The Kyoto treaty will enter into force when 55 nations have ratified it, providing those nations include "Annex I" (developed and former Soviet) countries which accounted for at least 55 percent of the total carbon dioxide emissions in 1990. [Because the United States emits about 25 percent of the world’s carbon dioxide emissions, this makes it hard for Kyoto to take effect without the United States.]
The industrialized and former Soviet nations would commit themselves under Kyoto to collectively reducing their overall emissions of greenhouse gases by at least 5 percent below 1990 levels in the "commitment period" of 2008 to 2012.
At Kyoto, different reduction levels were set for different industrialized nations. The treaty would commit the United States to reductions of 7 percent below 1990 levels by 2008-2012. Most European countries would have an 8 percent reduction target.
The treaty allowed trading of emission reductions -- so that one nation could partially meet its target by buying reduction credits from another nation which could achieve equivalent reductions more cheaply. The treaty also allowed for "Joint Implementation," and a "Clean Development Mechanism," under which industrialized countries could get partial credit toward their reduction targets by funding installation of relatively climate-friendly energy technologies in developing countries.
The agreements reached in Marrakesh involved detailed rules for implementing the Kyoto treaty, and "consequences" for nations who fail to achieve their Kyoto targets.

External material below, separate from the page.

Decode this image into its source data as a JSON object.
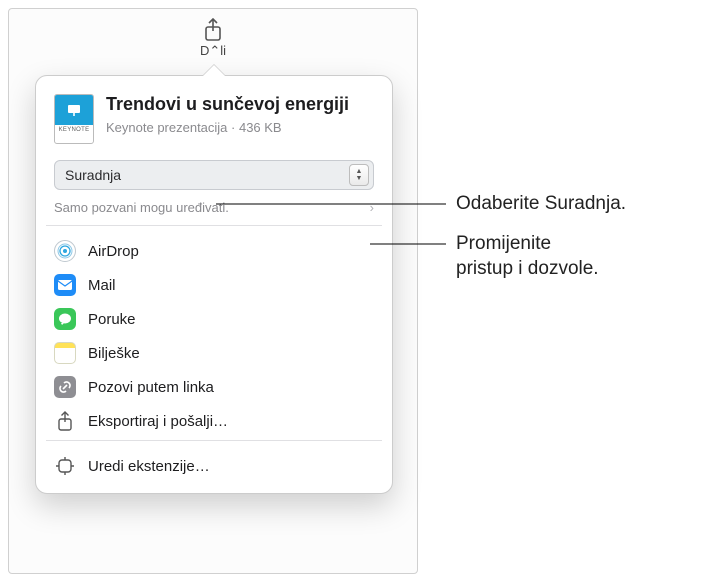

Observers believe the Marrakesh agreement paves the way for most industrialized nations to ratify the treaty in 2002. To date about 40 nations have ratified it, but only two industrialized countries, Romania and the Czech Republic, are among them.
The "consequences" formula agreed to by Marrakesh negotiators for nations failing to meet Kyoto emissions-reduction targets was that they would have to meet those targets later -- with a 30 percent additional cut added on. Some doubt apparently remains as to its legal force.

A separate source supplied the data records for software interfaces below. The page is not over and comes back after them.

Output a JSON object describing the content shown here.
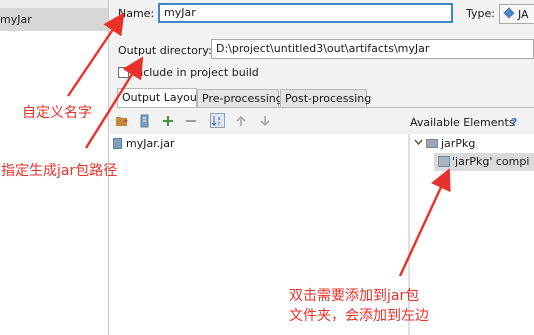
{
  "artifacts_list": {
    "selected_item": "myJar"
  },
  "form": {
    "name_label": "Name:",
    "name_value": "myJar",
    "type_label": "Type:",
    "type_value": "JA",
    "output_dir_label": "Output directory:",
    "output_dir_value": "D:\\project\\untitled3\\out\\artifacts\\myJar",
    "include_label": "Include in project build",
    "include_checked": false
  },
  "tabs": [
    {
      "label": "Output Layout",
      "active": true
    },
    {
      "label": "Pre-processing",
      "active": false
    },
    {
      "label": "Post-processing",
      "active": false
    }
  ],
  "toolbar": {
    "icons": [
      "folder-add-icon",
      "jar-add-icon",
      "add-icon",
      "remove-icon",
      "sort-icon",
      "move-up-icon",
      "move-down-icon"
    ]
  },
  "output_tree": [
    {
      "label": "myJar.jar",
      "icon": "jar-icon"
    }
  ],
  "available": {
    "header": "Available Elements",
    "help": "?",
    "tree": [
      {
        "label": "jarPkg",
        "icon": "folder-icon",
        "expanded": true
      },
      {
        "label": "'jarPkg' compi",
        "icon": "module-icon",
        "selected": true
      }
    ]
  },
  "annotations": {
    "name_note": "自定义名字",
    "path_note": "指定生成jar包路径",
    "double_click_line1": "双击需要添加到jar包",
    "double_click_line2": "文件夹，会添加到左边",
    "color": "#e8312a"
  }
}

Marrakesh delegates also agreed on more detailed rules for emissions trading, Clean Development Mechanism, and Joint Implementation. They limited the ability of industrialized countries to claim credit for carbon "sinks" (such as carbon-dioxide-absorbing forests) by forbidding the banking of such credits for use in future commitment periods. But they nearly doubled the credits Russia can claim for its forestry sinks.
Sources and Players
- Intergovernmental Panel on Climate Change, Working Group I. Climate Change 2001: The Scientific Basis. http://www.ipcc.ch/
- United Nations Framework Convention on Climate Change. http://www.unfccc.de/
- International Institute for Sustainable Development. Publisher of Earth Negotiations Bulletin, which while pro-Kyoto in its slant, is one of the few free publications systematically covering the climate treaty. http://www.iisd.ca/voltoc.html, http://www.iisd.ca/linkages/climate/ba/perspectives.html, and http://www.iisd.ca/climate/index.html. ENB published an exhaustive summary of the Marrakesh accords at http://www.iisd.ca/linkages/vol12/enb12189e.html
- Congressional Research Service, Report for Congress 98-2: Global Climate Change Treaty: The Kyoto Protocol. http://cnie.org/NLE/CRSreports/Climate/clim-3.cfm
- World Wildlife Fund’s Climate Change Campaign offers an environmentalist perspective on the Kyoto treaty and Marrakesh accords at http://www.panda.org/climate/.
- For an opposing viewpoint, see the Web site of the Cooler Heads Coalition, at http://www.globalwarming.org/. That group is affiliated with the
- National Consumer Coalition and a number of other groups with pro-business, free-market ideologies, many funded by fossil-fuel and energy-intensive industries.
- President George W. Bush, June 11, 2001, remarks on climate policy: http://www.whitehouse.gov/news/releases/2001/06/20010611-2.html
Reprinted with permission. Published in Environment Writer newsletter November 2001, by the National Safety Council's Environmental Health Center.